* **TASK DESCRIPTION**: Please find all lines in the data that hold the string "JSON" and copy them.

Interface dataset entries
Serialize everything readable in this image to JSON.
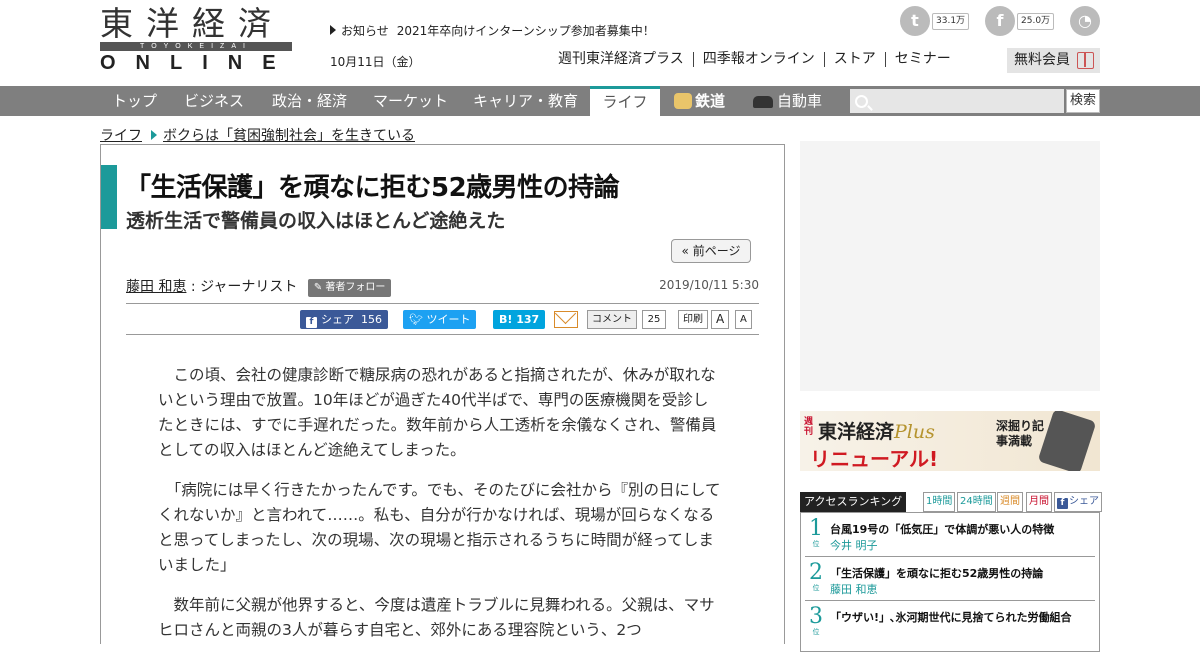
{
  "header": {
    "logo": {
      "top": "東洋経済",
      "bar": "TOYOKEIZAI",
      "bottom": "ONLINE"
    },
    "notice": {
      "label": "お知らせ",
      "text": "2021年卒向けインターンシップ参加者募集中！"
    },
    "date": "10月11日（金）",
    "links": [
      "週刊東洋経済プラス",
      "四季報オンライン",
      "ストア",
      "セミナー"
    ],
    "member": "無料会員",
    "social": [
      {
        "name": "twitter",
        "icon": "twitter-icon",
        "glyph": "t",
        "count": "33.1万",
        "color": "#bbbbbb"
      },
      {
        "name": "facebook",
        "icon": "facebook-icon",
        "glyph": "f",
        "count": "25.0万",
        "color": "#bbbbbb"
      },
      {
        "name": "rss",
        "icon": "rss-icon",
        "glyph": "◔",
        "count": "",
        "color": "#bbbbbb"
      }
    ]
  },
  "nav": {
    "items": [
      "トップ",
      "ビジネス",
      "政治・経済",
      "マーケット",
      "キャリア・教育",
      "ライフ",
      "鉄道",
      "自動車"
    ],
    "active": "ライフ",
    "search_button": "検索",
    "search_placeholder": ""
  },
  "breadcrumb": [
    "ライフ",
    "ボクらは「貧困強制社会」を生きている"
  ],
  "article": {
    "title": "「生活保護」を頑なに拒む52歳男性の持論",
    "subtitle": "透析生活で警備員の収入はほとんど途絶えた",
    "prev": "« 前ページ",
    "author": "藤田 和恵",
    "role": ": ジャーナリスト",
    "follow": "著者フォロー",
    "published": "2019/10/11 5:30",
    "share": {
      "fb_label": "シェア",
      "fb_count": "156",
      "tweet": "ツイート",
      "hatena_label": "B!",
      "hatena_count": "137",
      "comment": "コメント",
      "comment_count": "25",
      "print": "印刷",
      "font_large": "A",
      "font_small": "A"
    },
    "paragraphs": [
      "この頃、会社の健康診断で糖尿病の恐れがあると指摘されたが、休みが取れないという理由で放置。10年ほどが過ぎた40代半ばで、専門の医療機関を受診したときには、すでに手遅れだった。数年前から人工透析を余儀なくされ、警備員としての収入はほとんど途絶えてしまった。",
      "「病院には早く行きたかったんです。でも、そのたびに会社から『別の日にしてくれないか』と言われて……。私も、自分が行かなければ、現場が回らなくなると思ってしまったし、次の現場、次の現場と指示されるうちに時間が経ってしまいました」",
      "数年前に父親が他界すると、今度は遺産トラブルに見舞われる。父親は、マサヒロさんと両親の3人が暮らす自宅と、郊外にある理容院という、2つ"
    ]
  },
  "banner": {
    "weekly": "週刊",
    "title": "東洋経済",
    "plus": "Plus",
    "renewal": "リニューアル!",
    "side": "深掘り記事満載"
  },
  "ranking": {
    "title": "アクセスランキング",
    "tabs": [
      "1時間",
      "24時間",
      "週間",
      "月間",
      "シェア"
    ],
    "items": [
      {
        "rank": "1",
        "suffix": "位",
        "title": "台風19号の「低気圧」で体調が悪い人の特徴",
        "author": "今井 明子"
      },
      {
        "rank": "2",
        "suffix": "位",
        "title": "「生活保護」を頑なに拒む52歳男性の持論",
        "author": "藤田 和恵"
      },
      {
        "rank": "3",
        "suffix": "位",
        "title": "「ウザい!」､氷河期世代に見捨てられた労働組合",
        "author": ""
      }
    ]
  },
  "colors": {
    "accent": "#1c9a9a",
    "nav_bg": "#7f7f7f",
    "facebook": "#3b5998",
    "twitter": "#1da1f2",
    "hatena": "#00a4de"
  }
}
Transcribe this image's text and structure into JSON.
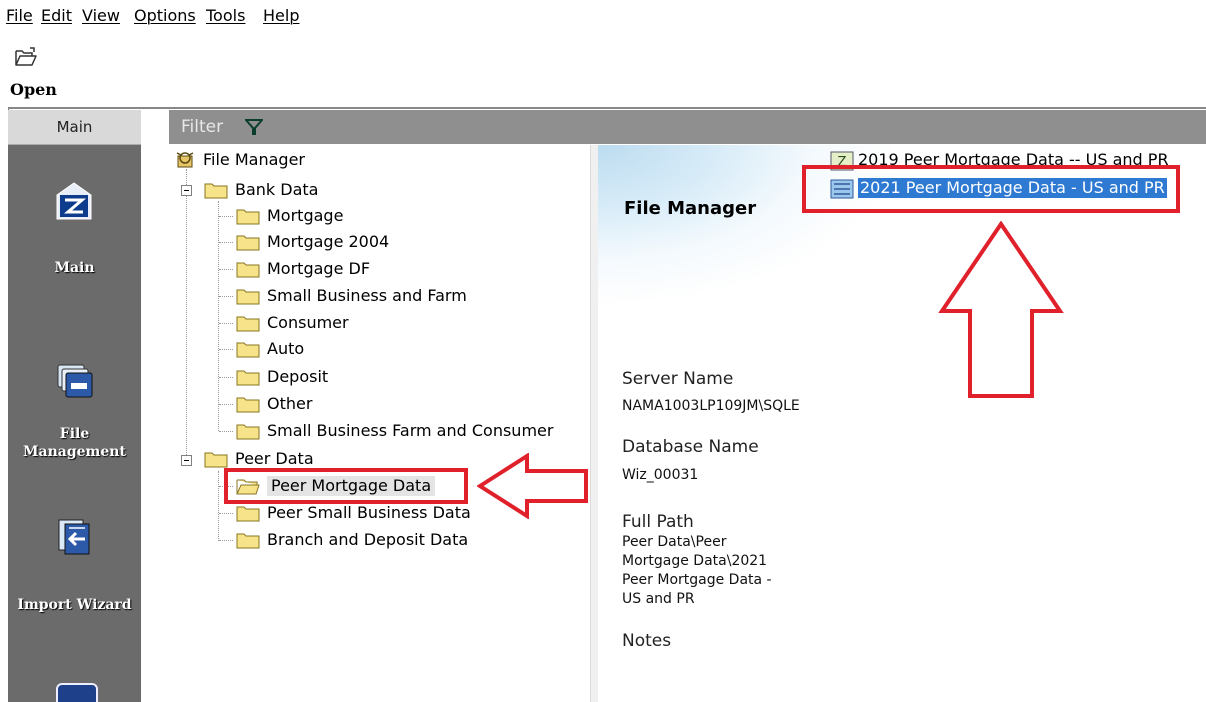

* **YOUR RESPONSE**:
Serialize everything readable in this image to JSON.
Transcribe this image's text and structure into JSON.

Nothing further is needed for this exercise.